I’m making this thread in the same spirit as the ones made for previous month’s long challenges by @vijju123 and @aryanc403.

I would request you all to **NOT** ask other people to review your code as an answer in this thread but in the end it’s your choice.

Anyway, here’s my 2 cents on the problems I found interesting.

The most efficient solution is to do a binary search where, at each step you query for a point that divides the current range in a ratio 1:r\ such that r satisfies r^{c+1} = (r+1)^c.

I was able to show that given sum can be written as \displaystyle \sum_{n=1}^N \Big(f*h(n)\Big)\Big(n^p\Big)

Where * represents Dirichlet Convolution and h(n) counts the number of ways to chose m numbers such that their gcd is 1 and their lcm is n.

h can be written in terms of other common functions related to Dirichlet Convolution as h = \mu * \mu * d^m. Their meaning can be found in the wiki I linked.

And the whole sum written in terms of common functions is \displaystyle \sum_{n=1}^N (f*\mu *\mu *d^m)\cdot(Id_p)(n)\ where \cdot represents pointwise multiplication.

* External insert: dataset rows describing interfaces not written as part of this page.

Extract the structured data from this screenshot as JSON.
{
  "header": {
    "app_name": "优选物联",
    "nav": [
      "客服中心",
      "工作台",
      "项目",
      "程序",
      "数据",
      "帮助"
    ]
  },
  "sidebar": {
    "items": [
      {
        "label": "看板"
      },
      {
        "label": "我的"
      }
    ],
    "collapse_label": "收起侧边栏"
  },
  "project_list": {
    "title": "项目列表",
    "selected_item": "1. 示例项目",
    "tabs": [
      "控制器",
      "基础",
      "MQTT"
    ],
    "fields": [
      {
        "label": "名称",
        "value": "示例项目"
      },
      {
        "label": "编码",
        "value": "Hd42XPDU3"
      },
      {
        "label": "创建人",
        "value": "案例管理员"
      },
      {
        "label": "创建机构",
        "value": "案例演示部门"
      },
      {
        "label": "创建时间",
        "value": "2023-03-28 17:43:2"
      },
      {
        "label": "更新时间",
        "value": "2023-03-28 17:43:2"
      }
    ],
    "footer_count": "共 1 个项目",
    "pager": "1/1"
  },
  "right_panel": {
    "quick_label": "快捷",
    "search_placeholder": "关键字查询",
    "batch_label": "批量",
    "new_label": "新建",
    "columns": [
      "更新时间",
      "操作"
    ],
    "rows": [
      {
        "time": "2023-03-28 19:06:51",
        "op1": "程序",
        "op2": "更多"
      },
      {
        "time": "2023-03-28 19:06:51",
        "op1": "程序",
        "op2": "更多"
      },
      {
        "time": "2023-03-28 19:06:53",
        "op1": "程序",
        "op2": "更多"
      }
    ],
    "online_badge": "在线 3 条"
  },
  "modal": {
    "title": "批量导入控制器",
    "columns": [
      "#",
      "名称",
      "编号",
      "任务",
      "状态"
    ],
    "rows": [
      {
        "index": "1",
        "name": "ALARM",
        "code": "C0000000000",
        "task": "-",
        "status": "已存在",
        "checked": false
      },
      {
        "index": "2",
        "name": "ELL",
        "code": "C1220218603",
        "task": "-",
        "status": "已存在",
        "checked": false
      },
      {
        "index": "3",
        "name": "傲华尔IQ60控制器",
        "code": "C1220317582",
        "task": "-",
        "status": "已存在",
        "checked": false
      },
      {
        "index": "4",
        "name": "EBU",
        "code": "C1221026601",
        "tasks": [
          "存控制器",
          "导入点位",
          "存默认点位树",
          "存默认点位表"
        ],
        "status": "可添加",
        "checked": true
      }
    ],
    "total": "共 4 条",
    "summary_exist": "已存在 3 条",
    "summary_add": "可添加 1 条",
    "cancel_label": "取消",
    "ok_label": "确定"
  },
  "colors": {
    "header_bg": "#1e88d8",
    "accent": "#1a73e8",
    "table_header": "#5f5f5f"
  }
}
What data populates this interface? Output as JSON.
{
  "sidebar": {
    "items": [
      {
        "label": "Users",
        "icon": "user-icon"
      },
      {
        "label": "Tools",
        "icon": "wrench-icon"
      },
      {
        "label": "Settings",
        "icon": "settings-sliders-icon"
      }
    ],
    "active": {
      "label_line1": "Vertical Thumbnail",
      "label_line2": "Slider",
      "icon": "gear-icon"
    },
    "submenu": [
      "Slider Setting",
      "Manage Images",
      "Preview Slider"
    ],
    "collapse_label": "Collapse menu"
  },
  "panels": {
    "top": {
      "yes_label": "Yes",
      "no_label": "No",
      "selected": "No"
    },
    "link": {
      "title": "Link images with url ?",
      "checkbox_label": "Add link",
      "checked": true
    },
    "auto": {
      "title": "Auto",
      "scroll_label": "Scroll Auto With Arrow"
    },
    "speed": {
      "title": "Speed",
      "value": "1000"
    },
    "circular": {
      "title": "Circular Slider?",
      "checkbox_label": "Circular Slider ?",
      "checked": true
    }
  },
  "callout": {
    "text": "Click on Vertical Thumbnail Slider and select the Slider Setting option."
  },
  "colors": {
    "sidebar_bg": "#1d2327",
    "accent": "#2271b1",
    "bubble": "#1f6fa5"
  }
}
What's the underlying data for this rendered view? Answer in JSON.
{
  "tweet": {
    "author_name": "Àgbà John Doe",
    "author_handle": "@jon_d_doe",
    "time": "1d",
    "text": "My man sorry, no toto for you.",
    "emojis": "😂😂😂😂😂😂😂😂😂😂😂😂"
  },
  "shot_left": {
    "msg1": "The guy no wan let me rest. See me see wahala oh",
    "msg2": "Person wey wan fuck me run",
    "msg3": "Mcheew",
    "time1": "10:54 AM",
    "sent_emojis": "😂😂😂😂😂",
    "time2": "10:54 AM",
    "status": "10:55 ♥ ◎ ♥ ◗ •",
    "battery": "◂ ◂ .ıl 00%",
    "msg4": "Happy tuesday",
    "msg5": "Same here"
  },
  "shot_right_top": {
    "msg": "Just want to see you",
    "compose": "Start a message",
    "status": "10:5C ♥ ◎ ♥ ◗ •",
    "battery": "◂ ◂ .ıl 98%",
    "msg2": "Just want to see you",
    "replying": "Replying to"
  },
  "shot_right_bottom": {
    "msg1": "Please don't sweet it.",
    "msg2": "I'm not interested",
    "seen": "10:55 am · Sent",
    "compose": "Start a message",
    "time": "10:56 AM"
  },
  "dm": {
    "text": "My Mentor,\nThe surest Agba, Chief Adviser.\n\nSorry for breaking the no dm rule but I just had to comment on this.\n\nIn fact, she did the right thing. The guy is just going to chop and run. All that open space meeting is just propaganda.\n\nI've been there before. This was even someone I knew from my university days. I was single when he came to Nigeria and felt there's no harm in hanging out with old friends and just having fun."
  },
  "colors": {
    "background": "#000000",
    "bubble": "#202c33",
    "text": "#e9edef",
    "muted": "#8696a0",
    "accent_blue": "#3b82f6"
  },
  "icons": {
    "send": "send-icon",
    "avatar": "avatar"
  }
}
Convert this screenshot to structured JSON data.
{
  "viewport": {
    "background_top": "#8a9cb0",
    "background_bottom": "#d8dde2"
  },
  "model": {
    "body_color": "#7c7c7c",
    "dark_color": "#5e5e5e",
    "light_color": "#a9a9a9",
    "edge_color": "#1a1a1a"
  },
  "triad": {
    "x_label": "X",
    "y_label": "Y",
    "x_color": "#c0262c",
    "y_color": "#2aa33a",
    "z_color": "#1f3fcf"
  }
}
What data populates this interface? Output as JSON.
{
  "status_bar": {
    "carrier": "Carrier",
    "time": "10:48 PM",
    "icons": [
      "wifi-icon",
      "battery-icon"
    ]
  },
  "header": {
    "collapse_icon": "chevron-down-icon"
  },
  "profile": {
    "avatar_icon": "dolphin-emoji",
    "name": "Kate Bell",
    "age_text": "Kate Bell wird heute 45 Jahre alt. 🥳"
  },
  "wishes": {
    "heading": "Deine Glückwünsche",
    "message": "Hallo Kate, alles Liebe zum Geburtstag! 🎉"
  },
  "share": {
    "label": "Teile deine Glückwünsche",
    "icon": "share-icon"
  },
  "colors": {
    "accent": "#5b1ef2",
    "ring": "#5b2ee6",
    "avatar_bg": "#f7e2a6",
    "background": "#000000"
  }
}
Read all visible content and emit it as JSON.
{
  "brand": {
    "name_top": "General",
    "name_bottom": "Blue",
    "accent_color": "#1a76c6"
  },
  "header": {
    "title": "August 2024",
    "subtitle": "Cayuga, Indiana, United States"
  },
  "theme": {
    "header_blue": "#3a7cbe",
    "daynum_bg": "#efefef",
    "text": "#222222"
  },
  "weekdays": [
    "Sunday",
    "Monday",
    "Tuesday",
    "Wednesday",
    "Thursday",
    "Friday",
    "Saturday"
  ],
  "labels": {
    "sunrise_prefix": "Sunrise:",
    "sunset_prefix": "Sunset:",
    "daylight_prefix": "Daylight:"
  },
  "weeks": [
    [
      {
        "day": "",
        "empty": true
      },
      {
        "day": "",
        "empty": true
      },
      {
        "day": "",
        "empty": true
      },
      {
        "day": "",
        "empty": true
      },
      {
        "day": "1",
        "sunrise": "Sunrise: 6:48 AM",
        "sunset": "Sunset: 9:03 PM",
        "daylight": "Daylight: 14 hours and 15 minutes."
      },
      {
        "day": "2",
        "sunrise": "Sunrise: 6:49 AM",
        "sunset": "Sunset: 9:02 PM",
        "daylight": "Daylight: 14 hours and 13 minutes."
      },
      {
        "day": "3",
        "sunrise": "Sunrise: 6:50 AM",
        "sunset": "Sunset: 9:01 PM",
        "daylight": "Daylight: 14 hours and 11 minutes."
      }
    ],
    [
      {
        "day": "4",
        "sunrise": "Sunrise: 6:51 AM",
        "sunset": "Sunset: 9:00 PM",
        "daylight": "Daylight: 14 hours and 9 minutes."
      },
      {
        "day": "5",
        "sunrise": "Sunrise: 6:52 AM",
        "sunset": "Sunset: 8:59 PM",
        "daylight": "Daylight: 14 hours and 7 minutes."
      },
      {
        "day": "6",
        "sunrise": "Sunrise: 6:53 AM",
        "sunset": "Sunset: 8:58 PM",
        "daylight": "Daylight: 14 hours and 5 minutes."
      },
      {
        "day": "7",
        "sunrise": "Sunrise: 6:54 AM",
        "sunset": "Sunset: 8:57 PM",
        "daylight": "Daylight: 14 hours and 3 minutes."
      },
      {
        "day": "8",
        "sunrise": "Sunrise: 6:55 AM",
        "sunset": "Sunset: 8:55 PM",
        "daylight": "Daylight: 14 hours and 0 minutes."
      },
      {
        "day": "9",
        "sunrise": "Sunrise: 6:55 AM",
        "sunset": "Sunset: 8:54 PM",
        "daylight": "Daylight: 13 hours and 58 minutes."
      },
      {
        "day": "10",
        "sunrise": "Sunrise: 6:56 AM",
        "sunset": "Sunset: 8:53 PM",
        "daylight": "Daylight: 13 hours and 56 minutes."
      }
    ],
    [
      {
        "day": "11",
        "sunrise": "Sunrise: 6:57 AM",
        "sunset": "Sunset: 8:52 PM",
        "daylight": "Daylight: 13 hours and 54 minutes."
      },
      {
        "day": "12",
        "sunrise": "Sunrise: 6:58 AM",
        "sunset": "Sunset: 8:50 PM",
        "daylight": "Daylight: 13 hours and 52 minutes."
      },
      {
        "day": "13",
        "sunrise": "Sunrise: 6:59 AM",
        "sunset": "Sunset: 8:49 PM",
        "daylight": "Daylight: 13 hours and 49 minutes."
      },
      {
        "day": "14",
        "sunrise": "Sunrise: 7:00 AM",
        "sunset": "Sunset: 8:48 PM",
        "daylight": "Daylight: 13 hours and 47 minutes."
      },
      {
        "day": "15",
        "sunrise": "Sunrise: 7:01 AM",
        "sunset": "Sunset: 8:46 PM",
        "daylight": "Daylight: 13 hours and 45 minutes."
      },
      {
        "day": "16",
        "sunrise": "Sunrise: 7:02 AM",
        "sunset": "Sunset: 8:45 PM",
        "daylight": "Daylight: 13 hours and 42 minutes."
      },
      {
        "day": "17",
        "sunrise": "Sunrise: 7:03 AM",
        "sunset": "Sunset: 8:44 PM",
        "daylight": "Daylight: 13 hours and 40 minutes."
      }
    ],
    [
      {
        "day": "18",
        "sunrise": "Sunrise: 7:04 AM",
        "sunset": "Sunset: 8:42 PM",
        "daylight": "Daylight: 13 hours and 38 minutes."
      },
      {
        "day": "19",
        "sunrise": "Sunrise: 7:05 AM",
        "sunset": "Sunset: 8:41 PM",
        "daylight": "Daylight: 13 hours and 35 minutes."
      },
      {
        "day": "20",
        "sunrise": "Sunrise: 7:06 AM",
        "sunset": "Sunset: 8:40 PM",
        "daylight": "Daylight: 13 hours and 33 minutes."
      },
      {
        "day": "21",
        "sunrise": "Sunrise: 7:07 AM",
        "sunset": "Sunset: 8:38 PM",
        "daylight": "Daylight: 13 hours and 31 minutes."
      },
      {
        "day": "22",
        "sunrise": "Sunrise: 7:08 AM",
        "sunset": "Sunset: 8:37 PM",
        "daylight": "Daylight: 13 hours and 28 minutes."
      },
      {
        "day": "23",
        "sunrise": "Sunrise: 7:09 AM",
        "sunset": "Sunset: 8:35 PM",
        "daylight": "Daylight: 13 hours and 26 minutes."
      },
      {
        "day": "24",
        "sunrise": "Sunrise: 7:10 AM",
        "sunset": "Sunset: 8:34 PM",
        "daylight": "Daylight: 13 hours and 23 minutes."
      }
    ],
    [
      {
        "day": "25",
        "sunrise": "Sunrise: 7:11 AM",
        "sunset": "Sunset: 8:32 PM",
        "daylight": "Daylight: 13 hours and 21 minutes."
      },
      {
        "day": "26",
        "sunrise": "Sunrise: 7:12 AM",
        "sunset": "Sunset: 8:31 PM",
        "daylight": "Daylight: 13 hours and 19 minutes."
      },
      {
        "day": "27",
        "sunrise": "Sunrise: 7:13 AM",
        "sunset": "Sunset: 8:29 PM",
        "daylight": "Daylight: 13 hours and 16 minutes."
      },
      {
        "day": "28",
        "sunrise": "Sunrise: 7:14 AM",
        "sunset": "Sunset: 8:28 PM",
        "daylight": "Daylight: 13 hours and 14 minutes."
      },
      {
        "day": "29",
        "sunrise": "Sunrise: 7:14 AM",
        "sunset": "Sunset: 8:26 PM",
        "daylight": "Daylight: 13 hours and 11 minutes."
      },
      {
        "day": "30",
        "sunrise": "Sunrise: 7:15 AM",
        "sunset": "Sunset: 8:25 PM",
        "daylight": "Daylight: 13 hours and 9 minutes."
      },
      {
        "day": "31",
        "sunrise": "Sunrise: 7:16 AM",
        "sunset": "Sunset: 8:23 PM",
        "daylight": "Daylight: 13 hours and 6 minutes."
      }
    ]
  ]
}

My guess is that we can somehow calculate prefix sums of h\cdot Id_p efficiently and using them we can calcalate the required sum in O(n^{\frac{3}{4}}) using the method shown here.